### Task description
A word-for-word repeat of the records below is what this calls for.

Items from an interface collection:
-=-=-
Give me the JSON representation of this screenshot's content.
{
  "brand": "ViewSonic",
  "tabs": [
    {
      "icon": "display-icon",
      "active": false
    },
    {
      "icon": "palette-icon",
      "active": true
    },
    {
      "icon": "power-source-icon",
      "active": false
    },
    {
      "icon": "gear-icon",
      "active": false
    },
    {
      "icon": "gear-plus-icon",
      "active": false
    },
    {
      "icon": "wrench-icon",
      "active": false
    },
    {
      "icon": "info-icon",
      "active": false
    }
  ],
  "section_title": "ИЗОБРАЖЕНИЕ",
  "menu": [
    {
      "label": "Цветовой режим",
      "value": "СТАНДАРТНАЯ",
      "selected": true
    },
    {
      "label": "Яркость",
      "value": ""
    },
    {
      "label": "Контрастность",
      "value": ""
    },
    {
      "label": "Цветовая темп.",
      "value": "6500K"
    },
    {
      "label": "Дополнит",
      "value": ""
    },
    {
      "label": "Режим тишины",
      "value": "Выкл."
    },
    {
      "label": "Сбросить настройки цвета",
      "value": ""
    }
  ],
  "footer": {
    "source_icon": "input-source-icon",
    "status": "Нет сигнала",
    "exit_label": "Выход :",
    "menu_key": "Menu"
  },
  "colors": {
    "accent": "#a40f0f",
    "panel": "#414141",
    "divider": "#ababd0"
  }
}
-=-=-
### Result below
Give me the JSON representation of this screenshot's content.
{
  "brand": "ViewSonic",
  "tabs": [
    {
      "icon": "display-icon",
      "active": false
    },
    {
      "icon": "palette-icon",
      "active": true
    },
    {
      "icon": "power-source-icon",
      "active": false
    },
    {
      "icon": "gear-icon",
      "active": false
    },
    {
      "icon": "gear-plus-icon",
      "active": false
    },
    {
      "icon": "wrench-icon",
      "active": false
    },
    {
      "icon": "info-icon",
      "active": false
    }
  ],
  "section_title": "ИЗОБРАЖЕНИЕ",
  "menu": [
    {
      "label": "Цветовой режим",
      "value": "СТАНДАРТНАЯ",
      "selected": true
    },
    {
      "label": "Яркость",
      "value": ""
    },
    {
      "label": "Контрастность",
      "value": ""
    },
    {
      "label": "Цветовая темп.",
      "value": "6500K"
    },
    {
      "label": "Дополнит",
      "value": ""
    },
    {
      "label": "Режим тишины",
      "value": "Выкл."
    },
    {
      "label": "Сбросить настройки цвета",
      "value": ""
    }
  ],
  "footer": {
    "source_icon": "input-source-icon",
    "status": "Нет сигнала",
    "exit_label": "Выход :",
    "menu_key": "Menu"
  },
  "colors": {
    "accent": "#a40f0f",
    "panel": "#414141",
    "divider": "#ababd0"
  }
}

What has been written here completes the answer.